The Tierneys loved and kept a number of the house's old features that some owners might not have preserved. They love the original radiant heat, for example, and they used window units in their bedrooms to get through summers without central air conditioning.
Sean said the humidity can be irritating on some days, but "we are very blessed. Whoever built (the house) planted a lot of trees on the property that keep it cool."
They also maintain the original features of the eight-foot-wide front entry hall and adjacent living room. Swirling, leaded-glass windows surround the broad oak front door and top the living room windows, including a shallow three-paned bay. The house's one remaining fireplace in the living room -- remnants of a second can be found in the couple's master bedroom closet -- is as it was when new, although it no longer works.
Also original to the front rooms in the house are two rounded pillars with Corinthian capitals, wide pocked door and oak parquet floors, each square of which has five narrow planks that are secured with four nails.
New to the living room are brown leather chairs from Macy's, matching tables from World Market and an altar-like bar stocked with Sean's favorite brands of Irish whisky that he pours for the 40-50 friends and family members they have over on St. Patrick's day. For that occasion, he moves the bar to make room for a live band, usually a two-man "modern Irish" group.

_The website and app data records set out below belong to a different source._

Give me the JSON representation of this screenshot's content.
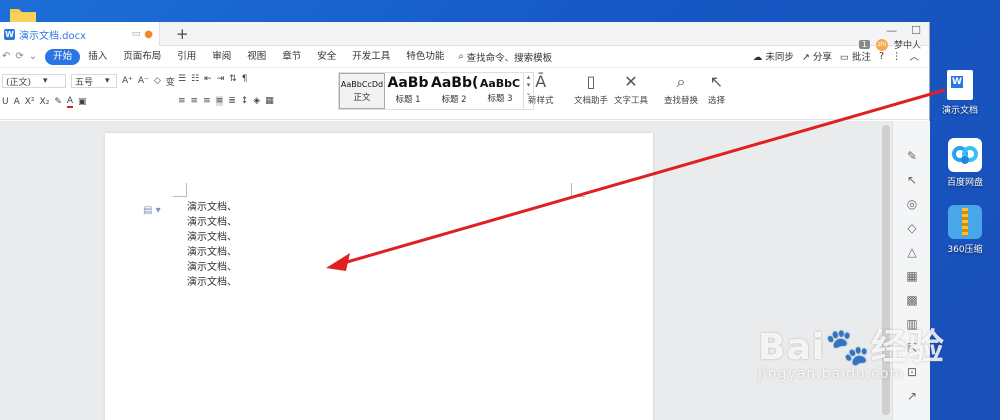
{
  "window": {
    "tab_title": "演示文档.docx",
    "tab_app_letter": "W",
    "new_tab_symbol": "+",
    "page_count_badge": "1",
    "user_name": "梦中人",
    "avatar_text": "zhi"
  },
  "menu": {
    "items": [
      "开始",
      "插入",
      "页面布局",
      "引用",
      "审阅",
      "视图",
      "章节",
      "安全",
      "开发工具",
      "特色功能"
    ],
    "active": "开始",
    "search_label": "查找命令、搜索模板",
    "right_items": [
      "未同步",
      "分享",
      "批注"
    ]
  },
  "ribbon": {
    "font_name": "(正文)",
    "font_size": "五号",
    "styles": [
      {
        "preview": "AaBbCcDd",
        "name": "正文"
      },
      {
        "preview": "AaBb",
        "name": "标题 1"
      },
      {
        "preview": "AaBb(",
        "name": "标题 2"
      },
      {
        "preview": "AaBbC",
        "name": "标题 3"
      }
    ],
    "new_style_label": "新样式",
    "doc_helper_label": "文档助手",
    "text_tools_label": "文字工具",
    "find_replace_label": "查找替换",
    "select_label": "选择"
  },
  "document": {
    "lines": [
      "演示文档、",
      "演示文档、",
      "演示文档、",
      "演示文档、",
      "演示文档、",
      "演示文档、"
    ]
  },
  "desktop": {
    "icons": [
      {
        "label": "演示文档",
        "icon": "word-doc-icon"
      },
      {
        "label": "百度网盘",
        "icon": "baidu-netdisk-icon"
      },
      {
        "label": "360压缩",
        "icon": "zip-archive-icon"
      }
    ]
  },
  "watermark": {
    "brand": "Bai",
    "brand_suffix": "经验",
    "url": "jingyan.baidu.com"
  },
  "colors": {
    "accent": "#2b76e5",
    "arrow": "#e02020",
    "desktop": "#1a5fc8"
  }
}
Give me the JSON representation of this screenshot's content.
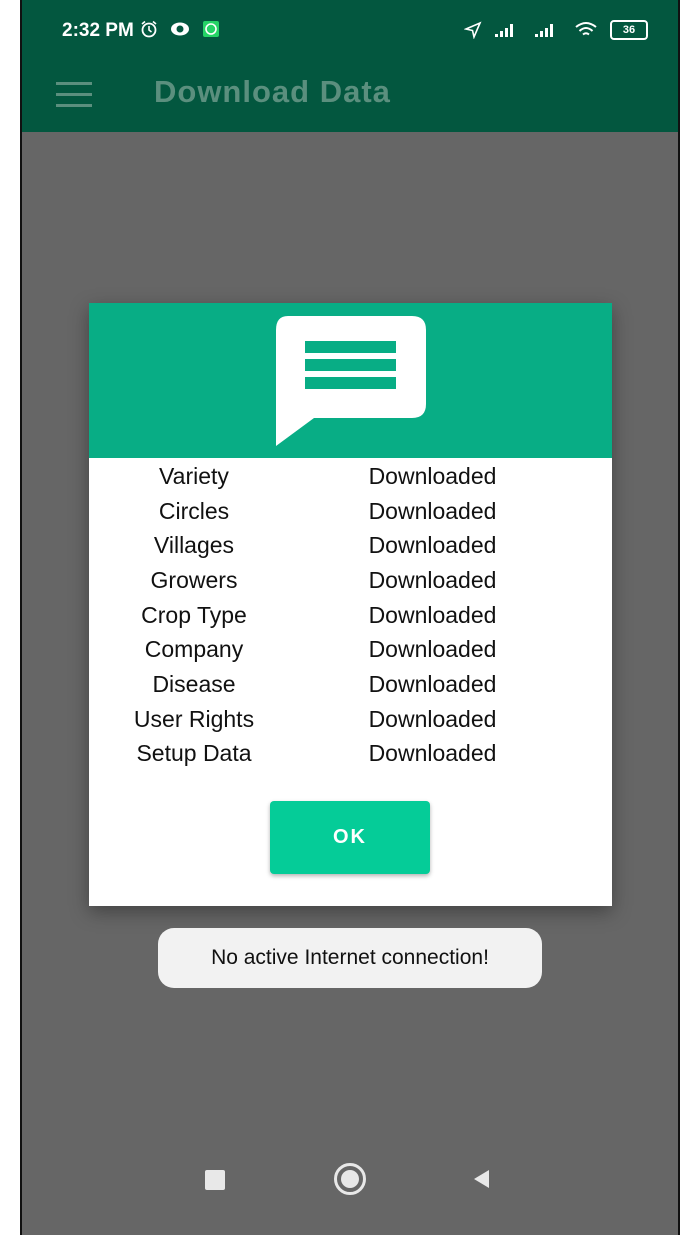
{
  "status_bar": {
    "time": "2:32 PM",
    "battery": "36"
  },
  "app_bar": {
    "title": "Download Data"
  },
  "dialog": {
    "rows": [
      {
        "name": "Variety",
        "status": "Downloaded"
      },
      {
        "name": "Circles",
        "status": "Downloaded"
      },
      {
        "name": "Villages",
        "status": "Downloaded"
      },
      {
        "name": "Growers",
        "status": "Downloaded"
      },
      {
        "name": "Crop Type",
        "status": "Downloaded"
      },
      {
        "name": "Company",
        "status": "Downloaded"
      },
      {
        "name": "Disease",
        "status": "Downloaded"
      },
      {
        "name": "User Rights",
        "status": "Downloaded"
      },
      {
        "name": "Setup Data",
        "status": "Downloaded"
      }
    ],
    "ok_label": "OK",
    "header_color": "#08ad85",
    "button_color": "#05cc98"
  },
  "toast": {
    "message": "No active Internet connection!"
  },
  "colors": {
    "appbar": "#03573f",
    "scrim": "#666666"
  },
  "icons": {
    "alarm": "alarm-icon",
    "eye": "eye-icon",
    "whatsapp": "whatsapp-icon",
    "location": "location-arrow-icon",
    "signal": "signal-icon",
    "wifi": "wifi-icon",
    "battery": "battery-icon",
    "menu": "hamburger-menu-icon",
    "message": "message-icon"
  }
}
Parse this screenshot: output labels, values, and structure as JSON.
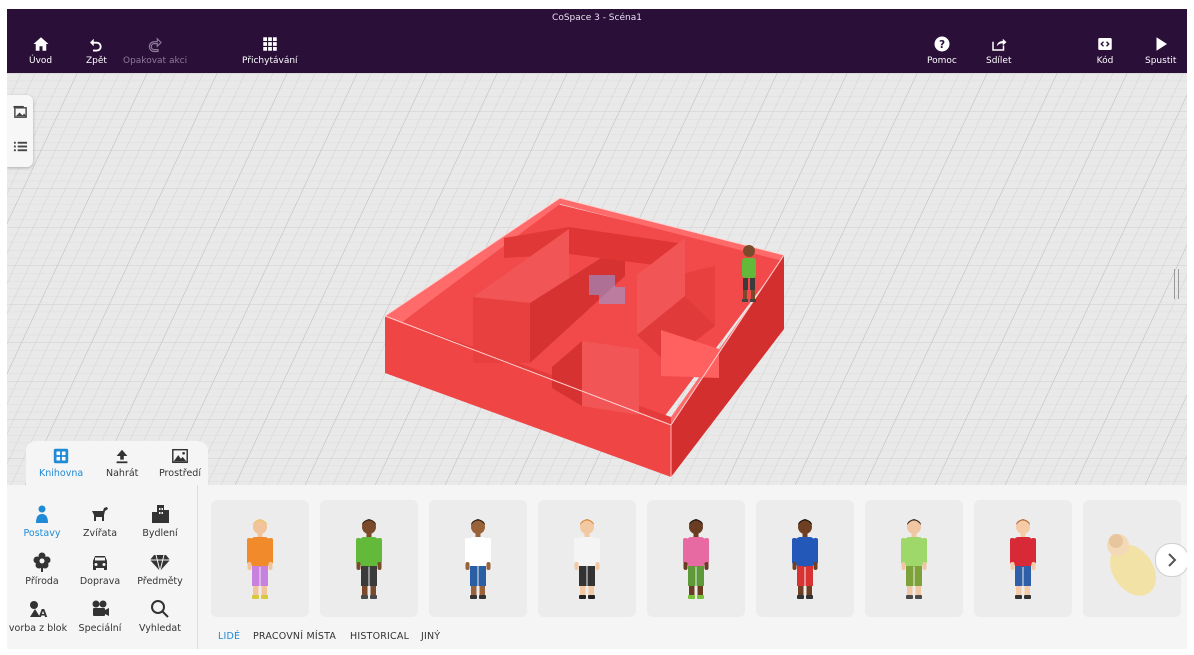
{
  "window_title": "CoSpace 3 - Scéna1",
  "toolbar": {
    "home": "Úvod",
    "undo": "Zpět",
    "redo": "Opakovat akci",
    "snap": "Přichytávání",
    "help": "Pomoc",
    "share": "Sdílet",
    "code": "Kód",
    "run": "Spustit"
  },
  "library_tabs": [
    {
      "label": "Knihovna",
      "icon": "library-icon",
      "active": true
    },
    {
      "label": "Nahrát",
      "icon": "upload-icon",
      "active": false
    },
    {
      "label": "Prostředí",
      "icon": "environment-icon",
      "active": false
    }
  ],
  "categories": [
    {
      "label": "Postavy",
      "icon": "person-icon",
      "active": true
    },
    {
      "label": "Zvířata",
      "icon": "dog-icon",
      "active": false
    },
    {
      "label": "Bydlení",
      "icon": "buildings-icon",
      "active": false
    },
    {
      "label": "Příroda",
      "icon": "flower-icon",
      "active": false
    },
    {
      "label": "Doprava",
      "icon": "car-icon",
      "active": false
    },
    {
      "label": "Předměty",
      "icon": "gem-icon",
      "active": false
    },
    {
      "label": "vorba z blok",
      "icon": "build-blocks-icon",
      "active": false
    },
    {
      "label": "Speciální",
      "icon": "camera-icon",
      "active": false
    },
    {
      "label": "Vyhledat",
      "icon": "search-icon",
      "active": false
    }
  ],
  "characters": [
    {
      "name": "character-1",
      "skin": "#f2c49c",
      "hair": "#e7c96a",
      "shirt": "#f08a2a",
      "pants": "#c981e0",
      "shoes": "#d9c93a"
    },
    {
      "name": "character-2",
      "skin": "#7a4a2a",
      "hair": "#3a2316",
      "shirt": "#63b93a",
      "pants": "#3b3b3b",
      "shoes": "#4a4a4a"
    },
    {
      "name": "character-3",
      "skin": "#9a6239",
      "hair": "#2b1d14",
      "shirt": "#ffffff",
      "pants": "#2b5fa3",
      "shoes": "#333333"
    },
    {
      "name": "character-4",
      "skin": "#f3c9a4",
      "hair": "#d8893a",
      "shirt": "#f4f4f4",
      "pants": "#333333",
      "shoes": "#222222"
    },
    {
      "name": "character-5",
      "skin": "#6a3d22",
      "hair": "#1e1410",
      "shirt": "#e86aa2",
      "pants": "#5f9a3a",
      "shoes": "#7ac13a"
    },
    {
      "name": "character-6",
      "skin": "#6e3f22",
      "hair": "#1e1410",
      "shirt": "#2357b8",
      "pants": "#d83232",
      "shoes": "#333333"
    },
    {
      "name": "character-7",
      "skin": "#f0c7a2",
      "hair": "#3a2a1e",
      "shirt": "#9fd86a",
      "pants": "#7ea23a",
      "shoes": "#4a4a4a"
    },
    {
      "name": "character-8",
      "skin": "#f4cba6",
      "hair": "#b36a3a",
      "shirt": "#d82a36",
      "pants": "#2f5fa8",
      "shoes": "#333333"
    },
    {
      "name": "character-9-baby",
      "skin": "#f3d9b8",
      "hair": "#e0b88a",
      "shirt": "#f3e2a6",
      "pants": "#f3e2a6",
      "shoes": "#f3e2a6"
    }
  ],
  "subtabs": [
    {
      "label": "LIDÉ",
      "active": true
    },
    {
      "label": "PRACOVNÍ MÍSTA",
      "active": false
    },
    {
      "label": "HISTORICAL",
      "active": false
    },
    {
      "label": "JINÝ",
      "active": false
    }
  ],
  "colors": {
    "topbar": "#2a0f38",
    "accent": "#1f8ad6",
    "maze": "#f24a4a"
  }
}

A lot of entertaining happens on the third floor, where once-hidden stairs branch off a valued office on the second floor. "The Top" has more sectional seating, a large television, a wet bar and pub-like seating for six. Although the room has slanted walls due to the pitch of the roof above it, the ceiling is high enough that only people over 6 feet tall have to be aware of the room's two spinning ceiling fans.